• [AIM OF THE EXERCISE]
Print the whole listing, unchanged.

• [TASK MATERIAL]
──────
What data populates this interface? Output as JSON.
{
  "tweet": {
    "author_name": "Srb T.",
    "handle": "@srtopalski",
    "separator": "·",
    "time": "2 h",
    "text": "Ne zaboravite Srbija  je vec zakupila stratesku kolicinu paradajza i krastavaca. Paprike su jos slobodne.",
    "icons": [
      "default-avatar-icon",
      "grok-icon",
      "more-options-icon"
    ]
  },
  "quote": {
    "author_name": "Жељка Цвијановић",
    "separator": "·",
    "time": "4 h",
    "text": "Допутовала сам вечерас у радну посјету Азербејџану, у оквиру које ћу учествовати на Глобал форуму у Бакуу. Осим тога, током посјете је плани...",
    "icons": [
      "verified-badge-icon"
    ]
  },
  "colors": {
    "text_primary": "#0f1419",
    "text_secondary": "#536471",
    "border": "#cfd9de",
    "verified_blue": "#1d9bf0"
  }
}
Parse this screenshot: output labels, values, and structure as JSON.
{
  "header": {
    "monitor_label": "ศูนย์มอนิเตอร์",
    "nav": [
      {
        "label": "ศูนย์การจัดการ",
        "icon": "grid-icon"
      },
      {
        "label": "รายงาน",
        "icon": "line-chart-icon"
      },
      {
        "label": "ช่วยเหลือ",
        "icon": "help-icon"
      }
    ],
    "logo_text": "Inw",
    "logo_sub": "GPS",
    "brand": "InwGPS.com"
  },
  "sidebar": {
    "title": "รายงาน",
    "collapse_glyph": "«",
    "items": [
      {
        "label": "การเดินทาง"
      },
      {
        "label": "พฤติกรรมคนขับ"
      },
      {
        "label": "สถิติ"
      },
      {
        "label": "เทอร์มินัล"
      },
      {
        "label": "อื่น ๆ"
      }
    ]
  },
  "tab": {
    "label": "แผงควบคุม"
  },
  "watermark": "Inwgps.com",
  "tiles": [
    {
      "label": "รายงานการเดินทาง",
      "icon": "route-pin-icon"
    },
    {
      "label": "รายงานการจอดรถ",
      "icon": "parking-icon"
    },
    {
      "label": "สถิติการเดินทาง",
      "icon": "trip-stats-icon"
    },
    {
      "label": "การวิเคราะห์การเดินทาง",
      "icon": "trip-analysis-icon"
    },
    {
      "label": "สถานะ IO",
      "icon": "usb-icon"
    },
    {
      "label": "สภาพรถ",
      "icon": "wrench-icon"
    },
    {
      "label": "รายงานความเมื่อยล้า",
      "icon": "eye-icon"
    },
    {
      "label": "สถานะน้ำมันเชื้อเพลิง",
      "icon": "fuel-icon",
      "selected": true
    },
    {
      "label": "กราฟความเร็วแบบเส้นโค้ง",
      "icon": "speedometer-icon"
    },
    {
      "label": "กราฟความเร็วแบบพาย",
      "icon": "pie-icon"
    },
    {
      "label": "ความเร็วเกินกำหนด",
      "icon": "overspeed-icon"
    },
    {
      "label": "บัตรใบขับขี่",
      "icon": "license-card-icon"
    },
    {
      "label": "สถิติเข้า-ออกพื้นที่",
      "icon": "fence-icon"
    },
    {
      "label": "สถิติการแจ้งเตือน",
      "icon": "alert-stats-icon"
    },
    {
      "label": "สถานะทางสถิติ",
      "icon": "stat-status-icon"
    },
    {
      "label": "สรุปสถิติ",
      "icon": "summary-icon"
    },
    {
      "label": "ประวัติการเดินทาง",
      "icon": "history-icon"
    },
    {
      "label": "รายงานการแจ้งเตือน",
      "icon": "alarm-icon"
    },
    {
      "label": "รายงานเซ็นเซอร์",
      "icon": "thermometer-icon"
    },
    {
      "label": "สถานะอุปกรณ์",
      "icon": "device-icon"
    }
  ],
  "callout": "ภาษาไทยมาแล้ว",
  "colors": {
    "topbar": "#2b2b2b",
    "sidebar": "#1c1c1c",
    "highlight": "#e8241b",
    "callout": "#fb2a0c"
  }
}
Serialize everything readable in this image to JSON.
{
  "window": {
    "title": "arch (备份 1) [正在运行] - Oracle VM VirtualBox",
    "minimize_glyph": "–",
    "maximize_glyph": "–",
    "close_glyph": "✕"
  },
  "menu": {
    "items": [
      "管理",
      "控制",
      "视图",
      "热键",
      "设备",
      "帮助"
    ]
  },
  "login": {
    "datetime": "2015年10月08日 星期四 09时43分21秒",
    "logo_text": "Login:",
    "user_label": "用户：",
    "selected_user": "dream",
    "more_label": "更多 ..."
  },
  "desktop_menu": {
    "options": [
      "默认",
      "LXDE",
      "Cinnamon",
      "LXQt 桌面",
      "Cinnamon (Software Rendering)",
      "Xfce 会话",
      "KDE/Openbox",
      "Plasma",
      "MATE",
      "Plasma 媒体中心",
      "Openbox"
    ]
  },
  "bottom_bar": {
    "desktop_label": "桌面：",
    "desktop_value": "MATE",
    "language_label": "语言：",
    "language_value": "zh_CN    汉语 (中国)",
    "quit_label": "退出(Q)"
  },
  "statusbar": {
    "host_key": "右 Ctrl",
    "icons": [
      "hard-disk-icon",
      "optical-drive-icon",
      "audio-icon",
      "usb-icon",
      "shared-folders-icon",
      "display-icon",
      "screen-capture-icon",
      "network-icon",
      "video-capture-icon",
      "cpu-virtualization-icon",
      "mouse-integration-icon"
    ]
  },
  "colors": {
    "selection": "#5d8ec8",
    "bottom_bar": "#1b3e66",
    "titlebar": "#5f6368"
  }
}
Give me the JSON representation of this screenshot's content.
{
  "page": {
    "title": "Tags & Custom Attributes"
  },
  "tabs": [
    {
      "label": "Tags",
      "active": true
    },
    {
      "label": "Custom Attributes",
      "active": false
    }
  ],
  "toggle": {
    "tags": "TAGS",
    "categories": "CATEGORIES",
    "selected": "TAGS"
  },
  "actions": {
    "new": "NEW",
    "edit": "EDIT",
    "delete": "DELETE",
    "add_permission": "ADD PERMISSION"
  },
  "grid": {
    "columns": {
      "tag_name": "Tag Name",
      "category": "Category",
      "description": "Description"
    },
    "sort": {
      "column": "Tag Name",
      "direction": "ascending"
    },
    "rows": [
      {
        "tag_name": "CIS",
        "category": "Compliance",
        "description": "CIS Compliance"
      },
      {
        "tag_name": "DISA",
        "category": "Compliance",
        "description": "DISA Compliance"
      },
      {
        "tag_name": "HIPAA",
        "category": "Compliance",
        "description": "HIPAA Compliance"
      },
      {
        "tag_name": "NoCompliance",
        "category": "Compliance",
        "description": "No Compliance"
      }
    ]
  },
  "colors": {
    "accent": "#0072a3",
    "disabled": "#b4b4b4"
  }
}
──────
• [ANSWER TO THE EXERCISE]
What data populates this interface? Output as JSON.
{
  "tweet": {
    "author_name": "Srb T.",
    "handle": "@srtopalski",
    "separator": "·",
    "time": "2 h",
    "text": "Ne zaboravite Srbija  je vec zakupila stratesku kolicinu paradajza i krastavaca. Paprike su jos slobodne.",
    "icons": [
      "default-avatar-icon",
      "grok-icon",
      "more-options-icon"
    ]
  },
  "quote": {
    "author_name": "Жељка Цвијановић",
    "separator": "·",
    "time": "4 h",
    "text": "Допутовала сам вечерас у радну посјету Азербејџану, у оквиру које ћу учествовати на Глобал форуму у Бакуу. Осим тога, током посјете је плани...",
    "icons": [
      "verified-badge-icon"
    ]
  },
  "colors": {
    "text_primary": "#0f1419",
    "text_secondary": "#536471",
    "border": "#cfd9de",
    "verified_blue": "#1d9bf0"
  }
}
Parse this screenshot: output labels, values, and structure as JSON.
{
  "header": {
    "monitor_label": "ศูนย์มอนิเตอร์",
    "nav": [
      {
        "label": "ศูนย์การจัดการ",
        "icon": "grid-icon"
      },
      {
        "label": "รายงาน",
        "icon": "line-chart-icon"
      },
      {
        "label": "ช่วยเหลือ",
        "icon": "help-icon"
      }
    ],
    "logo_text": "Inw",
    "logo_sub": "GPS",
    "brand": "InwGPS.com"
  },
  "sidebar": {
    "title": "รายงาน",
    "collapse_glyph": "«",
    "items": [
      {
        "label": "การเดินทาง"
      },
      {
        "label": "พฤติกรรมคนขับ"
      },
      {
        "label": "สถิติ"
      },
      {
        "label": "เทอร์มินัล"
      },
      {
        "label": "อื่น ๆ"
      }
    ]
  },
  "tab": {
    "label": "แผงควบคุม"
  },
  "watermark": "Inwgps.com",
  "tiles": [
    {
      "label": "รายงานการเดินทาง",
      "icon": "route-pin-icon"
    },
    {
      "label": "รายงานการจอดรถ",
      "icon": "parking-icon"
    },
    {
      "label": "สถิติการเดินทาง",
      "icon": "trip-stats-icon"
    },
    {
      "label": "การวิเคราะห์การเดินทาง",
      "icon": "trip-analysis-icon"
    },
    {
      "label": "สถานะ IO",
      "icon": "usb-icon"
    },
    {
      "label": "สภาพรถ",
      "icon": "wrench-icon"
    },
    {
      "label": "รายงานความเมื่อยล้า",
      "icon": "eye-icon"
    },
    {
      "label": "สถานะน้ำมันเชื้อเพลิง",
      "icon": "fuel-icon",
      "selected": true
    },
    {
      "label": "กราฟความเร็วแบบเส้นโค้ง",
      "icon": "speedometer-icon"
    },
    {
      "label": "กราฟความเร็วแบบพาย",
      "icon": "pie-icon"
    },
    {
      "label": "ความเร็วเกินกำหนด",
      "icon": "overspeed-icon"
    },
    {
      "label": "บัตรใบขับขี่",
      "icon": "license-card-icon"
    },
    {
      "label": "สถิติเข้า-ออกพื้นที่",
      "icon": "fence-icon"
    },
    {
      "label": "สถิติการแจ้งเตือน",
      "icon": "alert-stats-icon"
    },
    {
      "label": "สถานะทางสถิติ",
      "icon": "stat-status-icon"
    },
    {
      "label": "สรุปสถิติ",
      "icon": "summary-icon"
    },
    {
      "label": "ประวัติการเดินทาง",
      "icon": "history-icon"
    },
    {
      "label": "รายงานการแจ้งเตือน",
      "icon": "alarm-icon"
    },
    {
      "label": "รายงานเซ็นเซอร์",
      "icon": "thermometer-icon"
    },
    {
      "label": "สถานะอุปกรณ์",
      "icon": "device-icon"
    }
  ],
  "callout": "ภาษาไทยมาแล้ว",
  "colors": {
    "topbar": "#2b2b2b",
    "sidebar": "#1c1c1c",
    "highlight": "#e8241b",
    "callout": "#fb2a0c"
  }
}
Serialize everything readable in this image to JSON.
{
  "window": {
    "title": "arch (备份 1) [正在运行] - Oracle VM VirtualBox",
    "minimize_glyph": "–",
    "maximize_glyph": "–",
    "close_glyph": "✕"
  },
  "menu": {
    "items": [
      "管理",
      "控制",
      "视图",
      "热键",
      "设备",
      "帮助"
    ]
  },
  "login": {
    "datetime": "2015年10月08日 星期四 09时43分21秒",
    "logo_text": "Login:",
    "user_label": "用户：",
    "selected_user": "dream",
    "more_label": "更多 ..."
  },
  "desktop_menu": {
    "options": [
      "默认",
      "LXDE",
      "Cinnamon",
      "LXQt 桌面",
      "Cinnamon (Software Rendering)",
      "Xfce 会话",
      "KDE/Openbox",
      "Plasma",
      "MATE",
      "Plasma 媒体中心",
      "Openbox"
    ]
  },
  "bottom_bar": {
    "desktop_label": "桌面：",
    "desktop_value": "MATE",
    "language_label": "语言：",
    "language_value": "zh_CN    汉语 (中国)",
    "quit_label": "退出(Q)"
  },
  "statusbar": {
    "host_key": "右 Ctrl",
    "icons": [
      "hard-disk-icon",
      "optical-drive-icon",
      "audio-icon",
      "usb-icon",
      "shared-folders-icon",
      "display-icon",
      "screen-capture-icon",
      "network-icon",
      "video-capture-icon",
      "cpu-virtualization-icon",
      "mouse-integration-icon"
    ]
  },
  "colors": {
    "selection": "#5d8ec8",
    "bottom_bar": "#1b3e66",
    "titlebar": "#5f6368"
  }
}
Give me the JSON representation of this screenshot's content.
{
  "page": {
    "title": "Tags & Custom Attributes"
  },
  "tabs": [
    {
      "label": "Tags",
      "active": true
    },
    {
      "label": "Custom Attributes",
      "active": false
    }
  ],
  "toggle": {
    "tags": "TAGS",
    "categories": "CATEGORIES",
    "selected": "TAGS"
  },
  "actions": {
    "new": "NEW",
    "edit": "EDIT",
    "delete": "DELETE",
    "add_permission": "ADD PERMISSION"
  },
  "grid": {
    "columns": {
      "tag_name": "Tag Name",
      "category": "Category",
      "description": "Description"
    },
    "sort": {
      "column": "Tag Name",
      "direction": "ascending"
    },
    "rows": [
      {
        "tag_name": "CIS",
        "category": "Compliance",
        "description": "CIS Compliance"
      },
      {
        "tag_name": "DISA",
        "category": "Compliance",
        "description": "DISA Compliance"
      },
      {
        "tag_name": "HIPAA",
        "category": "Compliance",
        "description": "HIPAA Compliance"
      },
      {
        "tag_name": "NoCompliance",
        "category": "Compliance",
        "description": "No Compliance"
      }
    ]
  },
  "colors": {
    "accent": "#0072a3",
    "disabled": "#b4b4b4"
  }
}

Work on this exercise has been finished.